Driven harmonic oscillator
A harmonic oscillator is a system in which an object vibrates with a certain amplitude and frequency. In a simple harmonic oscillator the are no extarnal forces, such as friction or driving forces working on the object. Therefore the aplitude and frequency always stay the same.
In a damped harmonic oscillation there are forces (friction) working on the object, they cause the amplitude to decrease until it stops. In real life the ideal situation of a simple harmonic oscillator does not exist. This means that to keep an oscillation going a driving force has to be put in.
Driven harmonic oscillator[✎ edit | edit source]
The restoring force is the force that works on the object towards the equilibrium, and it's directly proportional to the distance from the equilibrium.
- F = -kx, where
F = restoring force, k = spring constant, x = distance from equilibrium
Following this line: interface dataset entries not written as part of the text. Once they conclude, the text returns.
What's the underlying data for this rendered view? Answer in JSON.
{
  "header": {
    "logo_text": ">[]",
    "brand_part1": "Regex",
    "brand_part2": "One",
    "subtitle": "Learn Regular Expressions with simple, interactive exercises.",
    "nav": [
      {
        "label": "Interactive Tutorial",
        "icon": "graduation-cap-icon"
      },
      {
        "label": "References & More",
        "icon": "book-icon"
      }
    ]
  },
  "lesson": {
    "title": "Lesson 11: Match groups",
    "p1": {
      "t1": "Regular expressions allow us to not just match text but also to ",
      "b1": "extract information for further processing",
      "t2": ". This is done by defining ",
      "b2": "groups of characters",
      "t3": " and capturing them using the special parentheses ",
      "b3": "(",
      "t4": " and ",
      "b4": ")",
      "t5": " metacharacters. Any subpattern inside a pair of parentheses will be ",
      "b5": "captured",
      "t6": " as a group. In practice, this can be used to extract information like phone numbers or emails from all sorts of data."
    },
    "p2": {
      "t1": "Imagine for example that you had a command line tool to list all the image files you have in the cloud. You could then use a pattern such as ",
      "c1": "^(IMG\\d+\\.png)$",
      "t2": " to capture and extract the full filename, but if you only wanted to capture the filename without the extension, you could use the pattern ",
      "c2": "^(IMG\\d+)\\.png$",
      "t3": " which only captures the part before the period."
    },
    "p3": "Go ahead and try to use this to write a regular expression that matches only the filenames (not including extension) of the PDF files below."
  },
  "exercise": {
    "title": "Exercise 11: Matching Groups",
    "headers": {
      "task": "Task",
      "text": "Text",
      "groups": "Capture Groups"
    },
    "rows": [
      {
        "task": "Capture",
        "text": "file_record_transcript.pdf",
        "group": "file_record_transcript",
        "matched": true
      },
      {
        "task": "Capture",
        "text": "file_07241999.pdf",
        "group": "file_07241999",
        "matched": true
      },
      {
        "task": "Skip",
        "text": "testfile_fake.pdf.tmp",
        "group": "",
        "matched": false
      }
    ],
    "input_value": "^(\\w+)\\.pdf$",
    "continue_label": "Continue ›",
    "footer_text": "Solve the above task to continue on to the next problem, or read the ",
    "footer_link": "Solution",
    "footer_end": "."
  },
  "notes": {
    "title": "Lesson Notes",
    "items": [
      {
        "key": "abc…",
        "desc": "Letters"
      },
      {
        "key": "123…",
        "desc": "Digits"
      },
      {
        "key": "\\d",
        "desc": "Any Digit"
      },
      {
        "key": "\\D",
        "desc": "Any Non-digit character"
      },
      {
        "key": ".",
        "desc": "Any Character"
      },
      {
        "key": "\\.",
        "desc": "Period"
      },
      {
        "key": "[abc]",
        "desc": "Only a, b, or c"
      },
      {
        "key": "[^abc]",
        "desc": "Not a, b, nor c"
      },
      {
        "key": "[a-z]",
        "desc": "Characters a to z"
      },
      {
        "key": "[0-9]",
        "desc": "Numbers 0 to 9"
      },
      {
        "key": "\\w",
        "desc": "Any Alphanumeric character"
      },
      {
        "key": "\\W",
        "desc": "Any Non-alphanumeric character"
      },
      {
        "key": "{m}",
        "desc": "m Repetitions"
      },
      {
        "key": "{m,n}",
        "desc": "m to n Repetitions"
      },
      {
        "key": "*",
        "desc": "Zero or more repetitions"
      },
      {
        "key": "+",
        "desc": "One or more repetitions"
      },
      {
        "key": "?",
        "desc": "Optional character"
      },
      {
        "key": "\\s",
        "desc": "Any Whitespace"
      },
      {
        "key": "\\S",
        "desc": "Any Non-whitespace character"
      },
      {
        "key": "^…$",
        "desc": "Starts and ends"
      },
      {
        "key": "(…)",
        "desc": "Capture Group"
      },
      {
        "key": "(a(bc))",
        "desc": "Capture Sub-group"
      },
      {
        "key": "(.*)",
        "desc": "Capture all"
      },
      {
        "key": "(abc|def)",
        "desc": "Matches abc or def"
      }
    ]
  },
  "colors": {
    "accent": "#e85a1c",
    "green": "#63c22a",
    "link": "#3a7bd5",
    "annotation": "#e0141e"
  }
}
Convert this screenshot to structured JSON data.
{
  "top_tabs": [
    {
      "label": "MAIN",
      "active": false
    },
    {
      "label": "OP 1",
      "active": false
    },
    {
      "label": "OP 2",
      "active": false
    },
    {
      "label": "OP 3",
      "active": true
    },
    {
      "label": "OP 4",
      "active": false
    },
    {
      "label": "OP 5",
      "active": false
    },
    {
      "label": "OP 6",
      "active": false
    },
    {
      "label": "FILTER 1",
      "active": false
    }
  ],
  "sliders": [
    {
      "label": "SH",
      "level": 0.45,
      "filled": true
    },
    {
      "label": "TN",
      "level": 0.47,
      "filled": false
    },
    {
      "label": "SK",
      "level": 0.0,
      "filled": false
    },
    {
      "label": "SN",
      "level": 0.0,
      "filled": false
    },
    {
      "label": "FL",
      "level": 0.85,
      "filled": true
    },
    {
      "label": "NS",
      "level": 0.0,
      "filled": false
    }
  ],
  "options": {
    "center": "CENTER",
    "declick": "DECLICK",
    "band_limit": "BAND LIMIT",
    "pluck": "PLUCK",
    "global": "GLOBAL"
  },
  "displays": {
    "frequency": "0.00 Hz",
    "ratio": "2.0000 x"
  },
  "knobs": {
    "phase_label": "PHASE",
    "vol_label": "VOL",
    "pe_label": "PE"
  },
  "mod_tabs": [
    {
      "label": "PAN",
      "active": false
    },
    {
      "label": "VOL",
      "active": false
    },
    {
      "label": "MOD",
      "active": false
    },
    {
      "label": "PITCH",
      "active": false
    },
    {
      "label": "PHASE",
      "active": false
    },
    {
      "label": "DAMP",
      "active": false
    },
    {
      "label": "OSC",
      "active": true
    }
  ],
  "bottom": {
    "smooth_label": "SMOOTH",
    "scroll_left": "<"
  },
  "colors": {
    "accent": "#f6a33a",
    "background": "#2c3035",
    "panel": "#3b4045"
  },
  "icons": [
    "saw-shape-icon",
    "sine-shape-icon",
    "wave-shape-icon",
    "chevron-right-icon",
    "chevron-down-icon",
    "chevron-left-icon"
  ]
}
The friction force works in the opposite direction as the movement of the object. To make an object oscillate with a constant amplitude and frequency, the driven force must be as big as the friction force, pointed in the opposite direction.
Examples[✎ edit | edit source]
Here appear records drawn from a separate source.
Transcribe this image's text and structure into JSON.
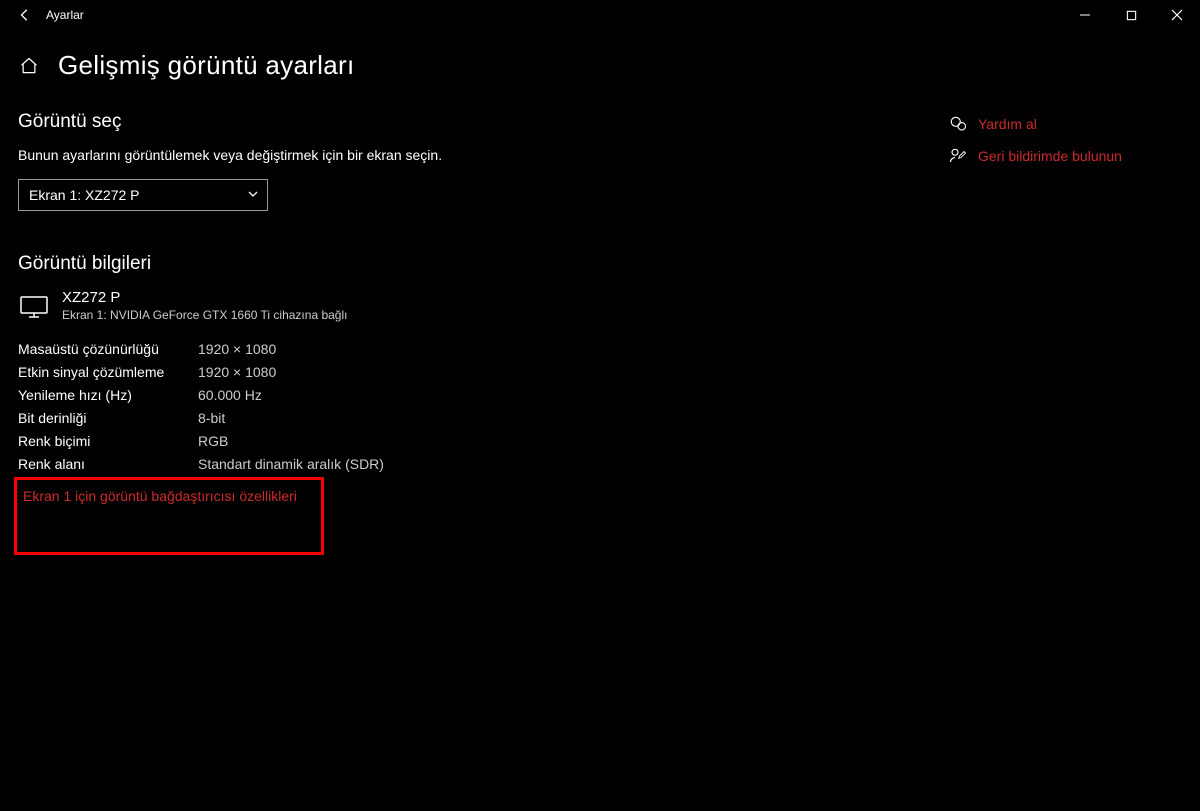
{
  "window": {
    "title": "Ayarlar"
  },
  "page": {
    "title": "Gelişmiş görüntü ayarları"
  },
  "select_display": {
    "title": "Görüntü seç",
    "description": "Bunun ayarlarını görüntülemek veya değiştirmek için bir ekran seçin.",
    "selected": "Ekran 1: XZ272 P"
  },
  "display_info": {
    "title": "Görüntü bilgileri",
    "name": "XZ272 P",
    "connected_to": "Ekran 1: NVIDIA GeForce GTX 1660 Ti cihazına bağlı",
    "rows": [
      {
        "key": "Masaüstü çözünürlüğü",
        "val": "1920 × 1080"
      },
      {
        "key": "Etkin sinyal çözümleme",
        "val": "1920 × 1080"
      },
      {
        "key": "Yenileme hızı (Hz)",
        "val": "60.000 Hz"
      },
      {
        "key": "Bit derinliği",
        "val": "8-bit"
      },
      {
        "key": "Renk biçimi",
        "val": "RGB"
      },
      {
        "key": "Renk alanı",
        "val": "Standart dinamik aralık (SDR)"
      }
    ],
    "adapter_link": "Ekran 1 için görüntü bağdaştırıcısı özellikleri"
  },
  "side": {
    "help": "Yardım al",
    "feedback": "Geri bildirimde bulunun"
  }
}
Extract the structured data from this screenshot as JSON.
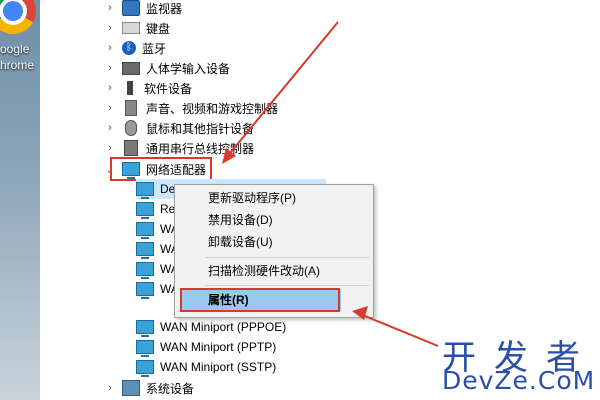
{
  "desktop": {
    "icon_line1": "oogle",
    "icon_line2": "hrome"
  },
  "tree": {
    "categories_top": [
      {
        "label": "监视器",
        "icon": "monitor-icon"
      },
      {
        "label": "键盘",
        "icon": "keyboard-icon"
      },
      {
        "label": "蓝牙",
        "icon": "bluetooth-icon"
      },
      {
        "label": "人体学输入设备",
        "icon": "hid-icon"
      },
      {
        "label": "软件设备",
        "icon": "software-device-icon"
      },
      {
        "label": "声音、视频和游戏控制器",
        "icon": "sound-icon"
      },
      {
        "label": "鼠标和其他指针设备",
        "icon": "mouse-icon"
      },
      {
        "label": "通用串行总线控制器",
        "icon": "usb-icon"
      }
    ],
    "network_adapters": {
      "label": "网络适配器",
      "expanded": true,
      "children": [
        {
          "label": "De"
        },
        {
          "label": "Re"
        },
        {
          "label": "WA"
        },
        {
          "label": "WA"
        },
        {
          "label": "WA"
        },
        {
          "label": "WA"
        },
        {
          "label": "WAN Miniport (PPPOE)"
        },
        {
          "label": "WAN Miniport (PPTP)"
        },
        {
          "label": "WAN Miniport (SSTP)"
        }
      ]
    },
    "system_devices": {
      "label": "系统设备"
    }
  },
  "context_menu": {
    "items": [
      {
        "label": "更新驱动程序(P)"
      },
      {
        "label": "禁用设备(D)"
      },
      {
        "label": "卸载设备(U)"
      },
      {
        "label": "扫描检测硬件改动(A)"
      },
      {
        "label": "属性(R)",
        "selected": true
      }
    ]
  },
  "watermark": {
    "top": "开发者",
    "bottom": "DevZe.CoM"
  },
  "colors": {
    "highlight_box": "#d93a2b",
    "menu_selected": "#99c9ef",
    "watermark": "#2a4fa8"
  }
}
First a mass hanging on a spring, going up and down. When the object is moving upwards, the driving force is also pointed upwards, and the other way around. The object is making a sinusoidal movement and therefore the driving force is mostly a sinusoidal force.
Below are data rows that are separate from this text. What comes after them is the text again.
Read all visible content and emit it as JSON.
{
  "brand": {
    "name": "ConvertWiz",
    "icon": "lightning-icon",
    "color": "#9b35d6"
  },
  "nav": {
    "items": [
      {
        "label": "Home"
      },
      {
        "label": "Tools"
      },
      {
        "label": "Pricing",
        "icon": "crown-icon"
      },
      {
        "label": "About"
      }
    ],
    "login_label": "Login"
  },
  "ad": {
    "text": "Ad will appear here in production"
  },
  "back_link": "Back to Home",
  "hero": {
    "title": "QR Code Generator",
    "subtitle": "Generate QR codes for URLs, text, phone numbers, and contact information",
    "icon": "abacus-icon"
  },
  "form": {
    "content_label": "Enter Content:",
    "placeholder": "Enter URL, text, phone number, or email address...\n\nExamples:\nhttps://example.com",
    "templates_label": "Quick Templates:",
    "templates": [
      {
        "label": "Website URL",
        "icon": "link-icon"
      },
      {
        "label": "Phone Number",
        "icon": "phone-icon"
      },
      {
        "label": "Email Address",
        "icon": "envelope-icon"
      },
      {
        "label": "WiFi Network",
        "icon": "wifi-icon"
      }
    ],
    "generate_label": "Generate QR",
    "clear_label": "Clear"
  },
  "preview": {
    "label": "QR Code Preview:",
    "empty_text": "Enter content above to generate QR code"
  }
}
Another example is an electrical oscillator. For example a subwoofer. If a subwoofer is making a sound with a constant frequency, the membrane is making a harmonic oscillation. In this case the driving force is a magnetic field caused by a coil. Electric current is going back and forwards inside the coil with an adjustable frequency. The membrane of the subwoofer is pulled towards that coil and pushed away from the coil with the same frequency as the electric current.